- [Directions for this task]:
The lines of the records that include "label" should all be copied.

** Opening Data for this exercise block **

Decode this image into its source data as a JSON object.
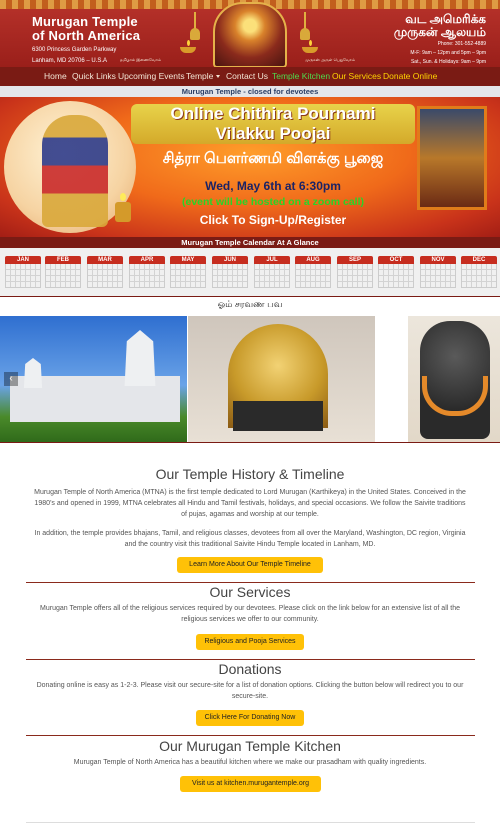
{
  "header": {
    "title_line1": "Murugan Temple",
    "title_line2": "of North America",
    "address_line1": "6300 Princess Garden Parkway",
    "address_line2": "Lanham, MD 20706 – U.S.A",
    "tamil_title_line1": "வட அமெரிக்க",
    "tamil_title_line2": "முருகன் ஆலயம்",
    "phone": "Phone: 301-552-4889",
    "hours_weekday": "M-F: 9am – 12pm and 5pm – 9pm",
    "hours_weekend": "Sat., Sun. & Holidays: 9am – 9pm",
    "tamil_small_left": "தமிழால் இணைவோம்",
    "tamil_small_right": "முருகன் அருள் பெறுவோம்"
  },
  "nav": {
    "items": [
      {
        "label": "Home"
      },
      {
        "label": "Quick Links"
      },
      {
        "label": "Upcoming Events"
      },
      {
        "label": "Temple"
      },
      {
        "label": "Contact Us"
      },
      {
        "label": "Temple Kitchen"
      },
      {
        "label": "Our Services"
      },
      {
        "label": "Donate Online"
      }
    ],
    "accent_green": "#4ddc4d",
    "accent_yellow": "#ffd400"
  },
  "notice": "Murugan Temple - closed for devotees",
  "promo": {
    "title_line1": "Online Chithira Pournami",
    "title_line2": "Vilakku Poojai",
    "tamil": "சித்ரா பௌர்ணமி விளக்கு பூஜை",
    "date": "Wed, May 6th at 6:30pm",
    "zoom_note": "(event will be hosted on a zoom call)",
    "cta": "Click To Sign-Up/Register"
  },
  "calendar": {
    "heading": "Murugan Temple Calendar At A Glance",
    "months": [
      "JAN",
      "FEB",
      "MAR",
      "APR",
      "MAY",
      "JUN",
      "JUL",
      "AUG",
      "SEP",
      "OCT",
      "NOV",
      "DEC"
    ]
  },
  "om_text": "ஓம் சரவண பவ",
  "gallery": {
    "prev_icon": "chevron-left-icon"
  },
  "history": {
    "title": "Our Temple History & Timeline",
    "p1": "Murugan Temple of North America (MTNA) is the first temple dedicated to Lord Murugan (Karthikeya) in the United States. Conceived in the 1980’s and opened in 1999, MTNA celebrates all Hindu and Tamil festivals, holidays, and special occasions. We follow the Saivite traditions of pujas, agamas and worship at our temple.",
    "p2": "In addition, the temple provides bhajans, Tamil, and religious classes, devotees from all over the Maryland, Washington, DC region, Virginia and the country visit this traditional Saivite Hindu Temple located in Lanham, MD.",
    "button": "Learn More About Our Temple Timeline"
  },
  "services": {
    "title": "Our Services",
    "p1": "Murugan Temple offers all of the religious services required by our devotees. Please click on the link below for an extensive list of all the religious services we offer to our community.",
    "button": "Religious and Pooja Services"
  },
  "donations": {
    "title": "Donations",
    "p1": "Donating online is easy as 1-2-3. Please visit our secure-site for a list of donation options. Clicking the button below will redirect you to our secure-site.",
    "button": "Click Here For Donating Now"
  },
  "kitchen": {
    "title": "Our Murugan Temple Kitchen",
    "p1": "Murugan Temple of North America has a beautiful kitchen where we make our prasadham with quality ingredients.",
    "button": "Visit us at kitchen.murugantemple.org"
  },
  "colors": {
    "header_red": "#9a1f1a",
    "nav_bg": "#7a1b14",
    "button_yellow": "#ffc107"
  }
}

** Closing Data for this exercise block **

- [Final answer]:
        "label": "Home"
        "label": "Quick Links"
        "label": "Upcoming Events"
        "label": "Temple"
        "label": "Contact Us"
        "label": "Temple Kitchen"
        "label": "Our Services"
        "label": "Donate Online"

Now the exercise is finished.